» **TASK ITEM**
Leave out the pictures and repeat every record exactly.

Web page and app entries:
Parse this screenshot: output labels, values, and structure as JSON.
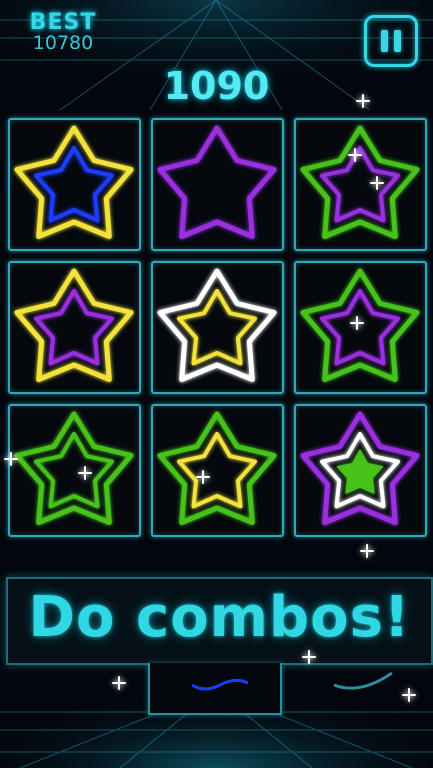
{
  "hud": {
    "best_label": "BEST",
    "best_value": "10780",
    "score": "1090"
  },
  "pause_icon": "pause-icon",
  "board": {
    "rows": 3,
    "cols": 3,
    "cells": [
      {
        "outer": "#f2e23a",
        "inner": "#1c3dff",
        "fill": null
      },
      {
        "outer": "#9a2fe0",
        "inner": null,
        "fill": null
      },
      {
        "outer": "#46c21a",
        "inner": "#9a2fe0",
        "fill": null
      },
      {
        "outer": "#f2e23a",
        "inner": "#9a2fe0",
        "fill": null
      },
      {
        "outer": "#ffffff",
        "inner": "#f2e23a",
        "fill": null
      },
      {
        "outer": "#46c21a",
        "inner": "#9a2fe0",
        "fill": null
      },
      {
        "outer": "#46c21a",
        "inner": "#46c21a",
        "fill": null
      },
      {
        "outer": "#46c21a",
        "inner": "#f2e23a",
        "fill": null
      },
      {
        "outer": "#9a2fe0",
        "inner": "#ffffff",
        "fill": "#46c21a"
      }
    ]
  },
  "banner": {
    "text": "Do combos!"
  },
  "colors": {
    "accent": "#35d8e6",
    "grid": "#2fa9b8",
    "background": "#03070d"
  }
}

» **RESULT FOR THIS TASK**
Parse this screenshot: output labels, values, and structure as JSON.
{
  "hud": {
    "best_label": "BEST",
    "best_value": "10780",
    "score": "1090"
  },
  "pause_icon": "pause-icon",
  "board": {
    "rows": 3,
    "cols": 3,
    "cells": [
      {
        "outer": "#f2e23a",
        "inner": "#1c3dff",
        "fill": null
      },
      {
        "outer": "#9a2fe0",
        "inner": null,
        "fill": null
      },
      {
        "outer": "#46c21a",
        "inner": "#9a2fe0",
        "fill": null
      },
      {
        "outer": "#f2e23a",
        "inner": "#9a2fe0",
        "fill": null
      },
      {
        "outer": "#ffffff",
        "inner": "#f2e23a",
        "fill": null
      },
      {
        "outer": "#46c21a",
        "inner": "#9a2fe0",
        "fill": null
      },
      {
        "outer": "#46c21a",
        "inner": "#46c21a",
        "fill": null
      },
      {
        "outer": "#46c21a",
        "inner": "#f2e23a",
        "fill": null
      },
      {
        "outer": "#9a2fe0",
        "inner": "#ffffff",
        "fill": "#46c21a"
      }
    ]
  },
  "banner": {
    "text": "Do combos!"
  },
  "colors": {
    "accent": "#35d8e6",
    "grid": "#2fa9b8",
    "background": "#03070d"
  }
}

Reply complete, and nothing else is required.